The German state of Bavaria announced Thursday that it will file criminal charges against anyone who tries to publish Mein Kampf, the anti-Semitic manifesto of Adolf Hitler, ym”s, anywhere in the country.
Bavaria controls the copyright to the book — written by Hitler in a Munich prison in the 1920s — until the end of 2015. The southern German state has steadfastly blocked any attempt to reprint and sell it on German soil, although German and translated editions are available in other countries.
In a surprise move, the state on Tuesday canceled funding for a scholarly version of the book — set for publication in 2016 — that would contain extensive footnotes “demystifying” the text.
However, Munich’s Institute of Contemporary History said Wednesday that it would press ahead with the project without funding.

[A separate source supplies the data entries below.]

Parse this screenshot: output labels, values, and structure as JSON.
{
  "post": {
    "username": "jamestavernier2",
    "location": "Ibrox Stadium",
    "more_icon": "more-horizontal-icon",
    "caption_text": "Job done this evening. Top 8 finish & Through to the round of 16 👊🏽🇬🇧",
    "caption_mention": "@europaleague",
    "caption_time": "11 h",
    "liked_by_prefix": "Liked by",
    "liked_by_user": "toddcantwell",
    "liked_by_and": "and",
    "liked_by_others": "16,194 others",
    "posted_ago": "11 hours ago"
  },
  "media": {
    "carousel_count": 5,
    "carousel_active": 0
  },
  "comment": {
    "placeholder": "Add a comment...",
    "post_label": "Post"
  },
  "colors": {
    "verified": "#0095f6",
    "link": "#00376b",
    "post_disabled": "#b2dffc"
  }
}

In response to the news, Bavaria’s interior minister, Joachim Herrmann, threatened to file charges.
“We will set in motion charges of sedition and confiscate such material as evidence,” he said, adding that a number of German ministers had agreed to this approach six months ago.
In Germany, copyright lasts 70 years after the death of an author, after which a text enters the public domain. Hitler committed suicide in April 1945.